The Principals: William Lustig (director), Joe Spinell, Caroline Munro, Gail Lawrence, Tom Savini, Nelia Bacmeister

The Premise: Frank Zito (Spinell) is a middle-aged Italian-American slumming it in the pits of 1980 New York. In addition to a weight problem, Frank also has a little bit of a scalping-women-and-using-their-hair-as-wigs-for-his-mannequins problem. But he’s working it out. Sort of. Not really.

Ron Jeremy’s long lost brother was never gifted at interior design.

Is it Good? A difficult question to answer. There’s a goodly bit of sadism at play, as Lustig’s story is told from the perspective of the killer. Frank Zito is Norman Bates minus the cross-dressing plus an apartment / scalp dungeon in the city. When the killings amp up and the city realizes there’s a deranged psychopath on the loose, it’s easy to draw comparisons to the Son of Sam murders of the late 1970s.

The cesspool of early 80s New York, particularly Times Square, is the perfect setting for a story like this. Lustig films the seedy underbelly like it’s going out of style which, as we know now, it was. This is New York at a time when brown bagging it through central park wasn’t frowned upon by city-dwellers and tourists. So location’s a big part of it.

But it also adds to a grittiness that borders on overwhelming at parts. There’s no moralistic message to the film and the viewer is completely without a safety net. Personally, I enjoy that sort of film as it becomes something of a deranged endurance test. And your stomach will be put to the test, as Lustig unflinchingly focuses in on Frank’s many scalpings and stabbings. It’d be almost comical watching a grown man living alone hammering a wig to his beloved mannequin, but when that wig is human flesh torn from a woman’s scalp, well, it gets complicated.

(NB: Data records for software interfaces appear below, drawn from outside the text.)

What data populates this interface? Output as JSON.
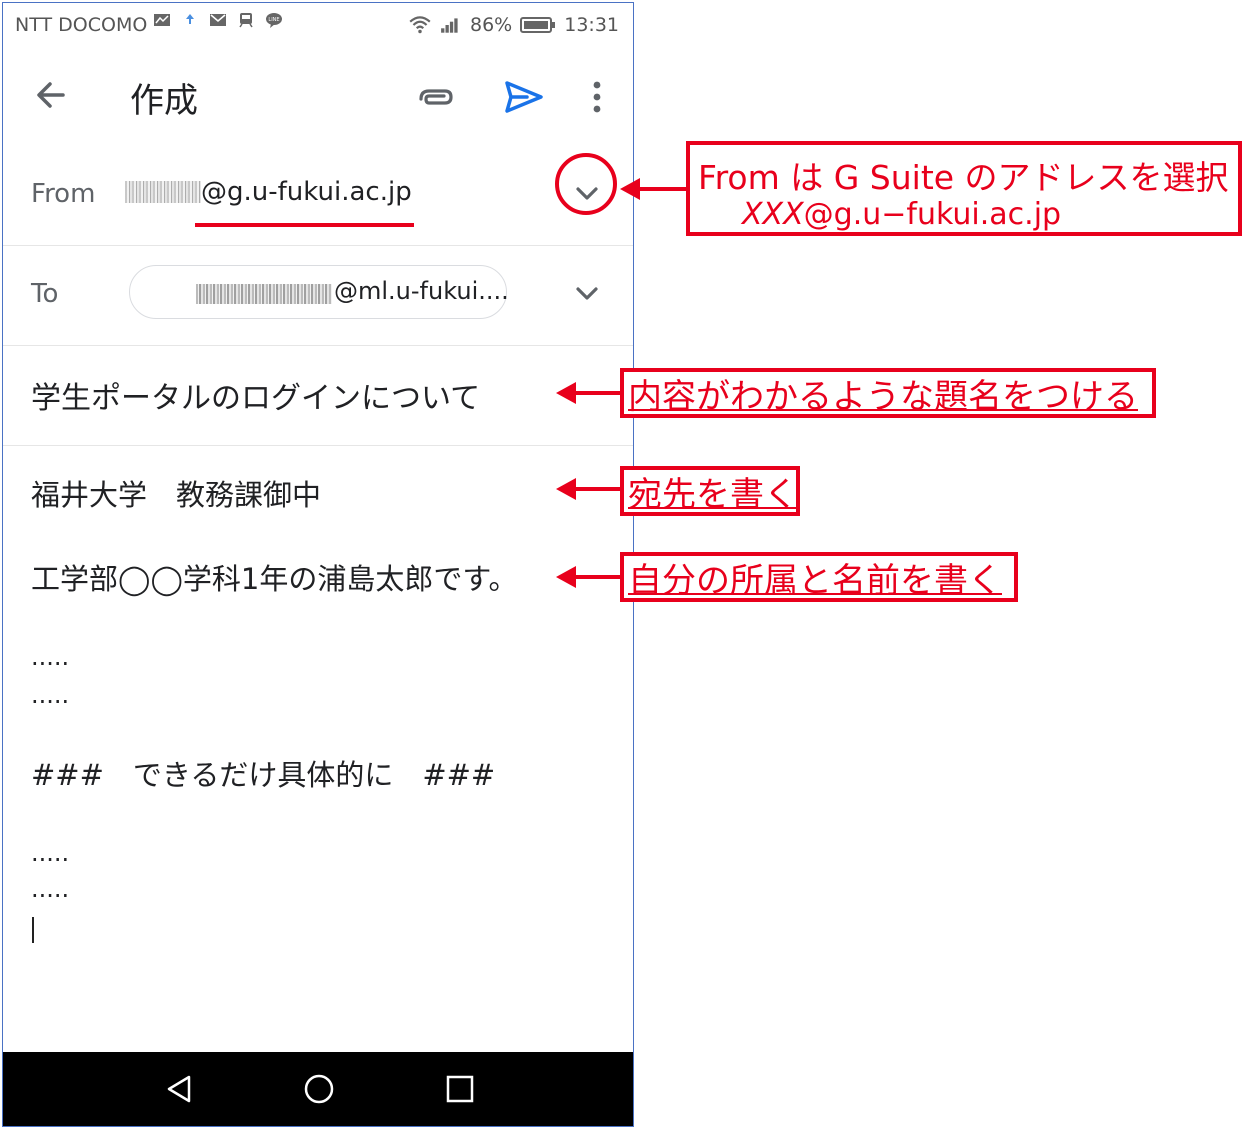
{
  "status_bar": {
    "carrier": "NTT DOCOMO",
    "battery": "86%",
    "time": "13:31"
  },
  "app_bar": {
    "title": "作成",
    "icons": [
      "back-arrow-icon",
      "paperclip-icon",
      "send-icon",
      "more-vert-icon"
    ]
  },
  "compose": {
    "from_label": "From",
    "from_value": "@g.u-fukui.ac.jp",
    "to_label": "To",
    "to_chip": "@ml.u-fukui....",
    "subject": "学生ポータルのログインについて",
    "body_lines": [
      "福井大学　教務課御中",
      "工学部◯◯学科1年の浦島太郎です。",
      ".....",
      ".....",
      "###　できるだけ具体的に　###",
      ".....",
      "....."
    ]
  },
  "annotations": {
    "from_note_line1": "From は G Suite のアドレスを選択",
    "from_note_line2_italic": "XXX",
    "from_note_line2_rest": "@g.u−fukui.ac.jp",
    "subject_note": "内容がわかるような題名をつける",
    "addressee_note": "宛先を書く",
    "self_note": "自分の所属と名前を書く",
    "accent_color": "#e8001c"
  },
  "colors": {
    "send_blue": "#1a73e8",
    "frame_border": "#4a72c4",
    "nav_bar": "#000000"
  }
}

Also tested is your patience. At 87 minutes the film still feels too long. Frank’s not a bucket of laughs in his down time and, as the story doesn’t reach far beyond Frank knocking off victims, it becomes something of a tedious exercise, albeit mildly compelling in stretches.

Is it Worth a Look? Sure, why not? The effects are done by Tom Savini (who also makes a cameo before his head gets blown off), so you know the gore’s going to be top notch. There’s a moment in the final seconds that’s clearly homaging the master’s work in Dawn of the Dead, and it’s a beautiful thing indeed.

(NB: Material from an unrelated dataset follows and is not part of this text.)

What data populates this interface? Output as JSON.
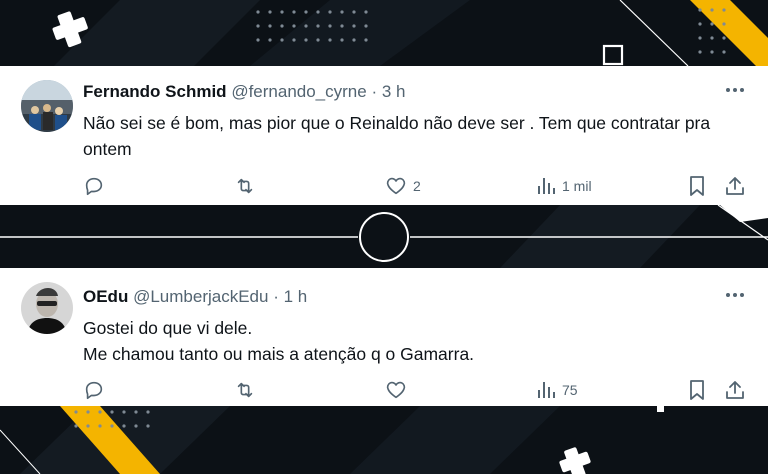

What, you don’t recognize Tom Savini?

Adding to the worthwhileness of it all is an incredible synth-heavy score from Jay Chattaway – which I’d put up against the best of early-period Carpenter scores.

If you can swing with it, no easy task given the audacious subject matter, Maniac is a slasher film competently told from the slasher’s perspective. Lustig does inspired work putting you in the middle of the madness, but it‘s not for everyone.

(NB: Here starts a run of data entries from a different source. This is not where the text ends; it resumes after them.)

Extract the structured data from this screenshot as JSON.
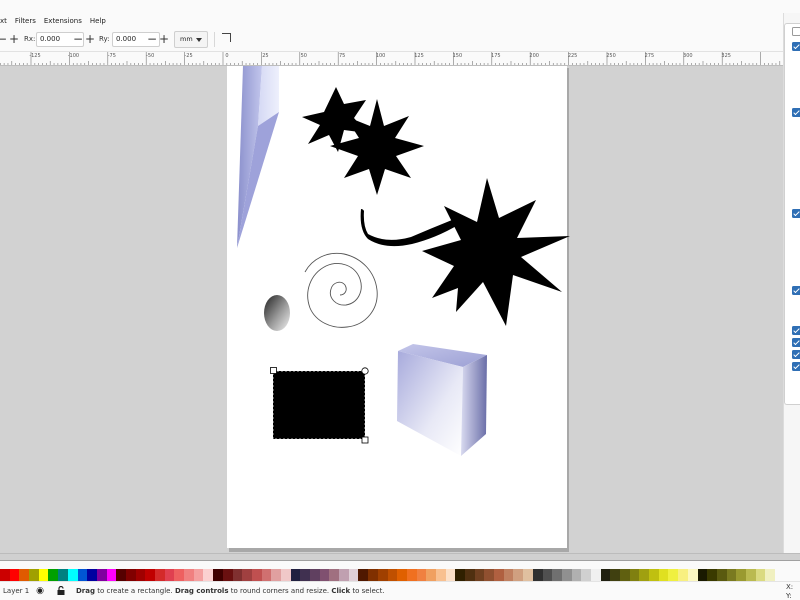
{
  "menubar": {
    "items": [
      "xt",
      "Filters",
      "Extensions",
      "Help"
    ]
  },
  "toolbar": {
    "rx_label": "Rx:",
    "rx_value": "0.000",
    "ry_label": "Ry:",
    "ry_value": "0.000",
    "unit": "mm",
    "minus": "−",
    "plus": "+"
  },
  "ruler": {
    "labels": [
      "-125",
      "-100",
      "-75",
      "-50",
      "-25",
      "0",
      "25",
      "50",
      "75",
      "100",
      "125",
      "150",
      "175",
      "200",
      "225",
      "250",
      "275",
      "300",
      "325"
    ]
  },
  "dock": {
    "checkboxes": [
      false,
      true,
      true,
      true,
      true,
      true,
      true,
      true,
      true
    ]
  },
  "status": {
    "layer": "Layer 1",
    "msg_1": "Drag",
    "msg_2": " to create a rectangle. ",
    "msg_3": "Drag controls",
    "msg_4": " to round corners and resize. ",
    "msg_5": "Click",
    "msg_6": " to select.",
    "x_label": "X:",
    "y_label": "Y:"
  },
  "palette": {
    "colors": [
      "#cc0000",
      "#ff0000",
      "#e05a00",
      "#a0a000",
      "#ffff00",
      "#00a000",
      "#008080",
      "#00ffff",
      "#0055d4",
      "#0000a0",
      "#8000a0",
      "#ff00ff",
      "#550000",
      "#800000",
      "#a00000",
      "#c00000",
      "#d42a2a",
      "#e04050",
      "#ee6060",
      "#f08080",
      "#f4a0a0",
      "#fbd0d0",
      "#400000",
      "#6a1010",
      "#803030",
      "#a04040",
      "#c05050",
      "#d07070",
      "#e0a0a0",
      "#f0c8c8",
      "#202040",
      "#403050",
      "#604060",
      "#805070",
      "#a07080",
      "#c0a0b0",
      "#e0d0d8",
      "#501800",
      "#803000",
      "#a04000",
      "#c05000",
      "#e06000",
      "#f07020",
      "#f08040",
      "#f0a060",
      "#f8c090",
      "#fce0c8",
      "#302000",
      "#503010",
      "#704020",
      "#905030",
      "#b06040",
      "#c08060",
      "#d0a080",
      "#e0c0a0",
      "#303030",
      "#505050",
      "#707070",
      "#909090",
      "#b0b0b0",
      "#d0d0d0",
      "#f0f0f0",
      "#202010",
      "#404010",
      "#606010",
      "#808010",
      "#a0a010",
      "#c0c010",
      "#e0e020",
      "#f0f040",
      "#f8f080",
      "#fcf8c0",
      "#1a1a00",
      "#3a3a00",
      "#5a5a10",
      "#7a7a20",
      "#9a9a30",
      "#baba50",
      "#dada80",
      "#f0f0c0"
    ]
  }
}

Random Anecdotes:  Joe Spinell was an interesting fellow. He was married to adult film star Jean Jennings for a couple years in the 70s. He also played mob-heavy Willi Cicci in The Godfather Parts I & II, and was all set to appear in the third had he not died before filming. Spinell cut himself on his shower door and, instead of calling for help, simply sat around his apartment bleeding to death.

Spinell was also in tight with Sylvester Stallone, so much so that he was godfather to Sly’s recently deceased son Sage.

Cinematic Soulmates: Henry: Portrait of a Serial Killer, Taxi Driver, Bad Lieutenant, The New York Ripper